Absolutely. But, as with any farming operation, you will need to research your local market first. Visit your local farmers market and see if anyone is selling mushrooms. Ask the vendors if they ever get requests for them. Go visit your local chefs and see if they would be interested in purchasing them. If you have small local grocery stores you may be able to work with them. I am finding more and more that even the big grocery stores are trying to source fresh food locally. If you have the demand do not start out too large, especially if you have never grown mushrooms before. The best feature of growing these is that you do not need to invest in expensive equipment to get started. You will need your items as listed above, but they are not high dollar or hard to find items.

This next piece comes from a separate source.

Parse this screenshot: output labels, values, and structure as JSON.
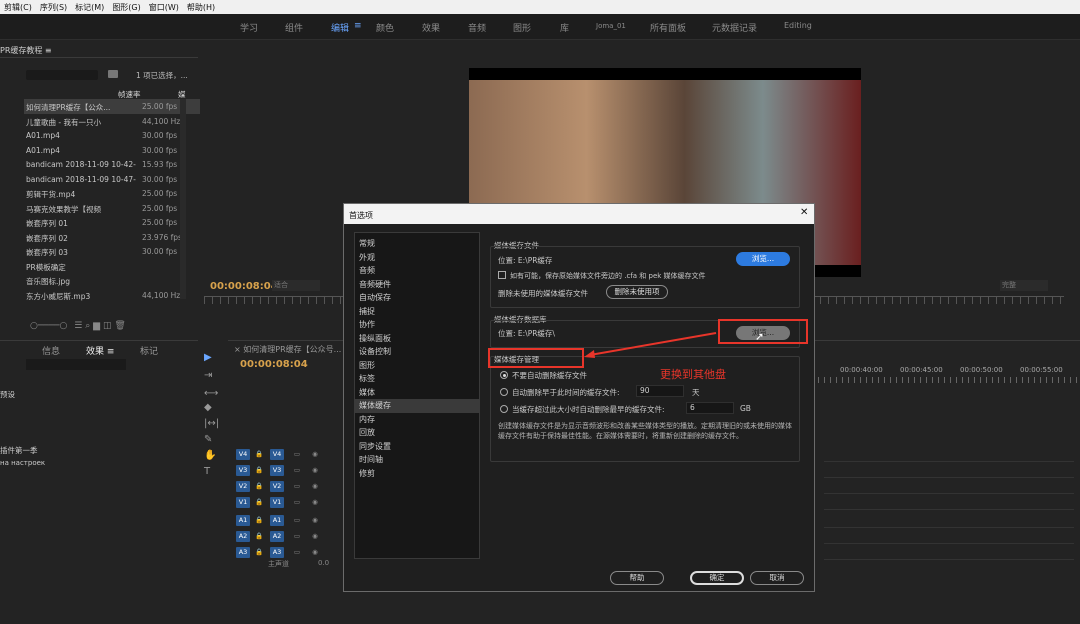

We are all concerned about the quality of our food. That is a given. But, there is nothing more satisfying than growing your own food. Mushrooms are an ideal crop because they don’t require a lot of room or hard to obtain special growing conditions. Try your hand at growing mushrooms today. I think you will be pleasantly rewarded for your efforts.